## Work order
Whenever a line of the data below holds the string "სტანდარტული", copy that line.

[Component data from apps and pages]
--------
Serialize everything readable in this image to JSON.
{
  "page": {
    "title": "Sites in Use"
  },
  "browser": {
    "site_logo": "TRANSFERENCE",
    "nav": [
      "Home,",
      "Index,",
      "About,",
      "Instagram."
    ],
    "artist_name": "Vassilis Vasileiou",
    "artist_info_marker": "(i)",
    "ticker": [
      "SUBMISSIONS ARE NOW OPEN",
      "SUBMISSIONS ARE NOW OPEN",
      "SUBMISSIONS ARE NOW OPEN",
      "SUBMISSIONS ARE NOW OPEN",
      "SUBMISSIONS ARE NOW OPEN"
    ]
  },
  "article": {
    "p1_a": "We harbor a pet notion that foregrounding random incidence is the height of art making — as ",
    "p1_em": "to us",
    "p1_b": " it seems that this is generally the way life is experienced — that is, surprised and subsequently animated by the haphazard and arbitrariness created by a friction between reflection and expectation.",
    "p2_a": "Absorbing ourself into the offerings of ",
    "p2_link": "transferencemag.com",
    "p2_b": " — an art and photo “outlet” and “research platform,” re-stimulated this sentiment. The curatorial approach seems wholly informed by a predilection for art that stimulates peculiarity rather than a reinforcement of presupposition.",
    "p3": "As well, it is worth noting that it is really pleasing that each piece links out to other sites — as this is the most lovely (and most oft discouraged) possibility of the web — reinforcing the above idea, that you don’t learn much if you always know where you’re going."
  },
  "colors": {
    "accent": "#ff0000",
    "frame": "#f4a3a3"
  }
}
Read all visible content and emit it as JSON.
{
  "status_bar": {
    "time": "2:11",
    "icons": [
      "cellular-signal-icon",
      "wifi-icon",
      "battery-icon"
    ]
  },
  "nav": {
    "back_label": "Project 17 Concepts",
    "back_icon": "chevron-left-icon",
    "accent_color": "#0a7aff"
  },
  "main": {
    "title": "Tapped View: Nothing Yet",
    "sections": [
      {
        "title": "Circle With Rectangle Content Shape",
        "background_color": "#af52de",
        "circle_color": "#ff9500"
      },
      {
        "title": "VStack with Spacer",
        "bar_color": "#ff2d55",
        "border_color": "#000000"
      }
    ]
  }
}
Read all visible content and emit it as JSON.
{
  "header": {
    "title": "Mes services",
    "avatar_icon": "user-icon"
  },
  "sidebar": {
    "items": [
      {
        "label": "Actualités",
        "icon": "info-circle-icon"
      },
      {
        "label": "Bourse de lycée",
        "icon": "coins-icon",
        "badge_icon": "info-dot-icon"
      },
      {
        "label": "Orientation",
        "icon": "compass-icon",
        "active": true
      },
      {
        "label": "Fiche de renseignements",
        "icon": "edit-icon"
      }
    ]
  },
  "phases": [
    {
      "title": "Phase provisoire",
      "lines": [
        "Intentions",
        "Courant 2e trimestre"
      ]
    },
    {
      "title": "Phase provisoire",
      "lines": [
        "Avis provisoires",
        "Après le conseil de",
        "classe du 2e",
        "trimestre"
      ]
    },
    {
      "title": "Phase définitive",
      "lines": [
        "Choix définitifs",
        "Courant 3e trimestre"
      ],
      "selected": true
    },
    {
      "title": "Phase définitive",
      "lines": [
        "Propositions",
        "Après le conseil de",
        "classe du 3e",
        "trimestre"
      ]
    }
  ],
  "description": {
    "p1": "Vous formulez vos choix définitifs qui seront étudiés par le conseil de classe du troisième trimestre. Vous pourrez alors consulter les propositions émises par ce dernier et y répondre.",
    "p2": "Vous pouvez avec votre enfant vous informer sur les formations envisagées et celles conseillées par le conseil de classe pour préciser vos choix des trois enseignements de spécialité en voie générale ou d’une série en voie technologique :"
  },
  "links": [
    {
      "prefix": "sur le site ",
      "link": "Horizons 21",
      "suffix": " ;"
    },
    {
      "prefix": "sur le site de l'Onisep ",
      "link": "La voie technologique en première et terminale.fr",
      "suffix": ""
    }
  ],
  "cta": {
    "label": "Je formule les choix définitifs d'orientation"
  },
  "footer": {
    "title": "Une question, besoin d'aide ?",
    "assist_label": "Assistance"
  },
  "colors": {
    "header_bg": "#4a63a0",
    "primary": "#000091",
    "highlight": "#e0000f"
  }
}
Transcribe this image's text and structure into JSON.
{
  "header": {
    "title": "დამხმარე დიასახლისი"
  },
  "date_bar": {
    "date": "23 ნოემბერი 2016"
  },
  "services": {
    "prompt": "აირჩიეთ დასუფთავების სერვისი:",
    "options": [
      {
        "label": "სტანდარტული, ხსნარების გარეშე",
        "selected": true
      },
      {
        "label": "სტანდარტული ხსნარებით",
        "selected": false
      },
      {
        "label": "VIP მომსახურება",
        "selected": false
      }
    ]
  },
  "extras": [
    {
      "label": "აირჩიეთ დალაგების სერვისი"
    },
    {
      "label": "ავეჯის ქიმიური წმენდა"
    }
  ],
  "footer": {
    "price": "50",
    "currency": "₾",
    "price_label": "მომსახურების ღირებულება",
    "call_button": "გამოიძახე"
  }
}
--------
## Final answer
        "label": "სტანდარტული, ხსნარების გარეშე",
        "label": "სტანდარტული ხსნარებით",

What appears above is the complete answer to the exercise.